Problem requirements >> Reproduce the data below in full and exclude every picture.

Data under study >>
====
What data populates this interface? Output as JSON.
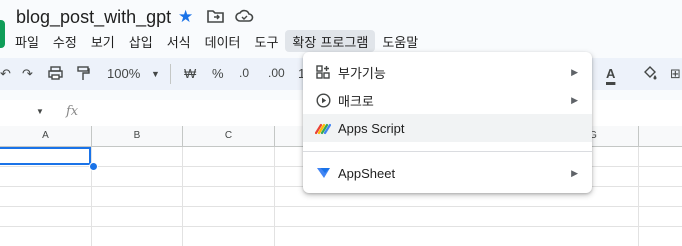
{
  "doc": {
    "title": "blog_post_with_gpt"
  },
  "menu": [
    "파일",
    "수정",
    "보기",
    "삽입",
    "서식",
    "데이터",
    "도구",
    "확장 프로그램",
    "도움말"
  ],
  "toolbar": {
    "zoom": "100%",
    "currency": "₩",
    "percent": "%",
    "dec_less": ".0",
    "dec_more": ".00",
    "more": "1"
  },
  "formula_bar": {
    "fx": "fx"
  },
  "columns": [
    "A",
    "B",
    "C",
    "G"
  ],
  "dropdown": {
    "items": [
      {
        "label": "부가기능",
        "icon": "addon-icon",
        "has_submenu": true
      },
      {
        "label": "매크로",
        "icon": "play-circle-icon",
        "has_submenu": true
      },
      {
        "label": "Apps Script",
        "icon": "apps-script-icon",
        "has_submenu": false
      },
      {
        "label": "AppSheet",
        "icon": "appsheet-icon",
        "has_submenu": true
      }
    ]
  },
  "colors": {
    "accent": "#1a73e8",
    "highlight": "#f1f3f4"
  }
}
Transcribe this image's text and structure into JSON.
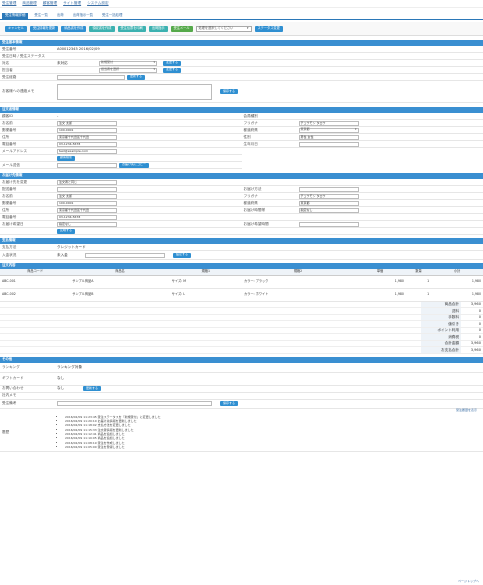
{
  "topnav": [
    "受注管理",
    "商品管理",
    "顧客管理",
    "サイト管理",
    "システム設定"
  ],
  "subtabs": [
    {
      "label": "受注情報詳細",
      "active": true
    },
    {
      "label": "受注一覧",
      "active": false
    },
    {
      "label": "出荷",
      "active": false
    },
    {
      "label": "出荷指示一覧",
      "active": false
    },
    {
      "label": "受注一括処理",
      "active": false
    }
  ],
  "actions": {
    "buttons": [
      "キャンセル",
      "受注情報を更新",
      "納品書を作成",
      "領収書を作成",
      "受注伝票を印刷",
      "出荷指示",
      "受注メール"
    ],
    "select_value": "処理を選択してください",
    "run_label": "ステータス変更"
  },
  "order_basic": {
    "title": "受注基本情報",
    "rows": [
      {
        "label": "受注番号",
        "value": "A00012345  2016/02/09"
      },
      {
        "label": "受注日時 / 受注ステータス",
        "value": ""
      },
      {
        "label": "対応",
        "value": "未対応"
      },
      {
        "label": "担当者",
        "value": ""
      },
      {
        "label": "受注経路",
        "value": ""
      },
      {
        "label": "お客様への連絡メモ",
        "value": ""
      }
    ],
    "status_select": "新規受付",
    "staff_select": "担当者を選択",
    "change_label": "変更する",
    "update_label": "更新する",
    "save_label": "保存する"
  },
  "customer": {
    "title": "注文者情報",
    "left": [
      {
        "label": "顧客ID",
        "value": "-"
      },
      {
        "label": "お名前",
        "value": "注文 太郎"
      },
      {
        "label": "郵便番号",
        "value": "100-0001"
      },
      {
        "label": "住所",
        "value": "東京都千代田区千代田"
      },
      {
        "label": "電話番号",
        "value": "03-1234-5678"
      },
      {
        "label": "メールアドレス",
        "value": "test@example.com"
      }
    ],
    "right": [
      {
        "label": "会員種別",
        "value": ""
      },
      {
        "label": "フリガナ",
        "value": "チュウモン タロウ"
      },
      {
        "label": "都道府県",
        "value": "東京都"
      },
      {
        "label": "性別",
        "value": "男性 女性"
      },
      {
        "label": "生年月日",
        "value": ""
      },
      {
        "label": "",
        "value": ""
      }
    ],
    "search_label": "顧客検索",
    "mail_label": "メール送信",
    "copy_label": "お届け先にコピー"
  },
  "shipping": {
    "title": "お届け先情報",
    "rows_left": [
      {
        "label": "お届け先を変更",
        "value": "注文者と同じ"
      },
      {
        "label": "配送番号",
        "value": ""
      },
      {
        "label": "お名前",
        "value": "注文 太郎"
      },
      {
        "label": "郵便番号",
        "value": "100-0001"
      },
      {
        "label": "住所",
        "value": "東京都千代田区千代田"
      },
      {
        "label": "電話番号",
        "value": "03-1234-5678"
      },
      {
        "label": "お届け希望日",
        "value": "指定なし"
      }
    ],
    "rows_right": [
      {
        "label": "",
        "value": ""
      },
      {
        "label": "お届け方法",
        "value": ""
      },
      {
        "label": "フリガナ",
        "value": "チュウモン タロウ"
      },
      {
        "label": "都道府県",
        "value": "東京都"
      },
      {
        "label": "お届け時間帯",
        "value": "指定なし"
      },
      {
        "label": "",
        "value": ""
      },
      {
        "label": "お届け希望時間",
        "value": ""
      }
    ],
    "apply_label": "反映する"
  },
  "payment": {
    "title": "支払情報",
    "rows": [
      {
        "label": "支払方法",
        "value": "クレジットカード"
      },
      {
        "label": "入金状況",
        "value": "未入金"
      }
    ],
    "set_label": "設定する"
  },
  "items": {
    "title": "注文内容",
    "headers": [
      "商品コード",
      "商品名",
      "規格1",
      "規格2",
      "単価",
      "数量",
      "小計"
    ],
    "rows": [
      {
        "code": "ABC-001",
        "name": "サンプル商品A",
        "spec1": "サイズ: M",
        "spec2": "カラー: ブラック",
        "price": "1,980",
        "qty": "1",
        "subtotal": "1,980"
      },
      {
        "code": "ABC-002",
        "name": "サンプル商品B",
        "spec1": "サイズ: L",
        "spec2": "カラー: ホワイト",
        "price": "1,980",
        "qty": "1",
        "subtotal": "1,980"
      }
    ],
    "summary": [
      {
        "label": "商品合計",
        "value": "3,960"
      },
      {
        "label": "送料",
        "value": "0"
      },
      {
        "label": "手数料",
        "value": "0"
      },
      {
        "label": "値引き",
        "value": "0"
      },
      {
        "label": "ポイント利用",
        "value": "0"
      },
      {
        "label": "消費税",
        "value": "0"
      },
      {
        "label": "合計金額",
        "value": "3,960"
      },
      {
        "label": "お支払合計",
        "value": "3,960"
      }
    ]
  },
  "other": {
    "title": "その他",
    "rows": [
      {
        "label": "ランキング",
        "value": "ランキング対象"
      },
      {
        "label": "ギフトカード",
        "value": "なし"
      },
      {
        "label": "お問い合わせ",
        "value": "なし"
      },
      {
        "label": "社内メモ",
        "value": ""
      },
      {
        "label": "受注備考",
        "value": ""
      }
    ],
    "update_label": "更新する",
    "memo_save": "保存する",
    "history_label": "履歴",
    "history_link": "受注履歴を表示",
    "history": [
      "2016/02/09 11:23:45 受注ステータスを「新規受付」に変更しました",
      "2016/02/09 11:20:10 お届け先情報を更新しました",
      "2016/02/09 11:18:02 支払方法を変更しました",
      "2016/02/09 11:15:33 注文者情報を更新しました",
      "2016/02/09 11:12:41 商品を追加しました",
      "2016/02/09 11:10:05 商品を追加しました",
      "2016/02/09 11:08:19 受注を作成しました",
      "2016/02/09 11:05:00 受注を登録しました"
    ]
  },
  "footer": "ページトップへ"
}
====
Response for this exercise >>
What data populates this interface? Output as JSON.
{
  "doc": {
    "title": "blog_post_with_gpt"
  },
  "menu": [
    "파일",
    "수정",
    "보기",
    "삽입",
    "서식",
    "데이터",
    "도구",
    "확장 프로그램",
    "도움말"
  ],
  "toolbar": {
    "zoom": "100%",
    "currency": "₩",
    "percent": "%",
    "dec_less": ".0",
    "dec_more": ".00",
    "more": "1"
  },
  "formula_bar": {
    "fx": "fx"
  },
  "columns": [
    "A",
    "B",
    "C",
    "G"
  ],
  "dropdown": {
    "items": [
      {
        "label": "부가기능",
        "icon": "addon-icon",
        "has_submenu": true
      },
      {
        "label": "매크로",
        "icon": "play-circle-icon",
        "has_submenu": true
      },
      {
        "label": "Apps Script",
        "icon": "apps-script-icon",
        "has_submenu": false
      },
      {
        "label": "AppSheet",
        "icon": "appsheet-icon",
        "has_submenu": true
      }
    ]
  },
  "colors": {
    "accent": "#1a73e8",
    "highlight": "#f1f3f4"
  }
}
Transcribe this image's text and structure into JSON.
{
  "topnav": [
    "受注管理",
    "商品管理",
    "顧客管理",
    "サイト管理",
    "システム設定"
  ],
  "subtabs": [
    {
      "label": "受注情報詳細",
      "active": true
    },
    {
      "label": "受注一覧",
      "active": false
    },
    {
      "label": "出荷",
      "active": false
    },
    {
      "label": "出荷指示一覧",
      "active": false
    },
    {
      "label": "受注一括処理",
      "active": false
    }
  ],
  "actions": {
    "buttons": [
      "キャンセル",
      "受注情報を更新",
      "納品書を作成",
      "領収書を作成",
      "受注伝票を印刷",
      "出荷指示",
      "受注メール"
    ],
    "select_value": "処理を選択してください",
    "run_label": "ステータス変更"
  },
  "order_basic": {
    "title": "受注基本情報",
    "rows": [
      {
        "label": "受注番号",
        "value": "A00012345  2016/02/09"
      },
      {
        "label": "受注日時 / 受注ステータス",
        "value": ""
      },
      {
        "label": "対応",
        "value": "未対応"
      },
      {
        "label": "担当者",
        "value": ""
      },
      {
        "label": "受注経路",
        "value": ""
      },
      {
        "label": "お客様への連絡メモ",
        "value": ""
      }
    ],
    "status_select": "新規受付",
    "staff_select": "担当者を選択",
    "change_label": "変更する",
    "update_label": "更新する",
    "save_label": "保存する"
  },
  "customer": {
    "title": "注文者情報",
    "left": [
      {
        "label": "顧客ID",
        "value": "-"
      },
      {
        "label": "お名前",
        "value": "注文 太郎"
      },
      {
        "label": "郵便番号",
        "value": "100-0001"
      },
      {
        "label": "住所",
        "value": "東京都千代田区千代田"
      },
      {
        "label": "電話番号",
        "value": "03-1234-5678"
      },
      {
        "label": "メールアドレス",
        "value": "test@example.com"
      }
    ],
    "right": [
      {
        "label": "会員種別",
        "value": ""
      },
      {
        "label": "フリガナ",
        "value": "チュウモン タロウ"
      },
      {
        "label": "都道府県",
        "value": "東京都"
      },
      {
        "label": "性別",
        "value": "男性 女性"
      },
      {
        "label": "生年月日",
        "value": ""
      },
      {
        "label": "",
        "value": ""
      }
    ],
    "search_label": "顧客検索",
    "mail_label": "メール送信",
    "copy_label": "お届け先にコピー"
  },
  "shipping": {
    "title": "お届け先情報",
    "rows_left": [
      {
        "label": "お届け先を変更",
        "value": "注文者と同じ"
      },
      {
        "label": "配送番号",
        "value": ""
      },
      {
        "label": "お名前",
        "value": "注文 太郎"
      },
      {
        "label": "郵便番号",
        "value": "100-0001"
      },
      {
        "label": "住所",
        "value": "東京都千代田区千代田"
      },
      {
        "label": "電話番号",
        "value": "03-1234-5678"
      },
      {
        "label": "お届け希望日",
        "value": "指定なし"
      }
    ],
    "rows_right": [
      {
        "label": "",
        "value": ""
      },
      {
        "label": "お届け方法",
        "value": ""
      },
      {
        "label": "フリガナ",
        "value": "チュウモン タロウ"
      },
      {
        "label": "都道府県",
        "value": "東京都"
      },
      {
        "label": "お届け時間帯",
        "value": "指定なし"
      },
      {
        "label": "",
        "value": ""
      },
      {
        "label": "お届け希望時間",
        "value": ""
      }
    ],
    "apply_label": "反映する"
  },
  "payment": {
    "title": "支払情報",
    "rows": [
      {
        "label": "支払方法",
        "value": "クレジットカード"
      },
      {
        "label": "入金状況",
        "value": "未入金"
      }
    ],
    "set_label": "設定する"
  },
  "items": {
    "title": "注文内容",
    "headers": [
      "商品コード",
      "商品名",
      "規格1",
      "規格2",
      "単価",
      "数量",
      "小計"
    ],
    "rows": [
      {
        "code": "ABC-001",
        "name": "サンプル商品A",
        "spec1": "サイズ: M",
        "spec2": "カラー: ブラック",
        "price": "1,980",
        "qty": "1",
        "subtotal": "1,980"
      },
      {
        "code": "ABC-002",
        "name": "サンプル商品B",
        "spec1": "サイズ: L",
        "spec2": "カラー: ホワイト",
        "price": "1,980",
        "qty": "1",
        "subtotal": "1,980"
      }
    ],
    "summary": [
      {
        "label": "商品合計",
        "value": "3,960"
      },
      {
        "label": "送料",
        "value": "0"
      },
      {
        "label": "手数料",
        "value": "0"
      },
      {
        "label": "値引き",
        "value": "0"
      },
      {
        "label": "ポイント利用",
        "value": "0"
      },
      {
        "label": "消費税",
        "value": "0"
      },
      {
        "label": "合計金額",
        "value": "3,960"
      },
      {
        "label": "お支払合計",
        "value": "3,960"
      }
    ]
  },
  "other": {
    "title": "その他",
    "rows": [
      {
        "label": "ランキング",
        "value": "ランキング対象"
      },
      {
        "label": "ギフトカード",
        "value": "なし"
      },
      {
        "label": "お問い合わせ",
        "value": "なし"
      },
      {
        "label": "社内メモ",
        "value": ""
      },
      {
        "label": "受注備考",
        "value": ""
      }
    ],
    "update_label": "更新する",
    "memo_save": "保存する",
    "history_label": "履歴",
    "history_link": "受注履歴を表示",
    "history": [
      "2016/02/09 11:23:45 受注ステータスを「新規受付」に変更しました",
      "2016/02/09 11:20:10 お届け先情報を更新しました",
      "2016/02/09 11:18:02 支払方法を変更しました",
      "2016/02/09 11:15:33 注文者情報を更新しました",
      "2016/02/09 11:12:41 商品を追加しました",
      "2016/02/09 11:10:05 商品を追加しました",
      "2016/02/09 11:08:19 受注を作成しました",
      "2016/02/09 11:05:00 受注を登録しました"
    ]
  },
  "footer": "ページトップへ"
}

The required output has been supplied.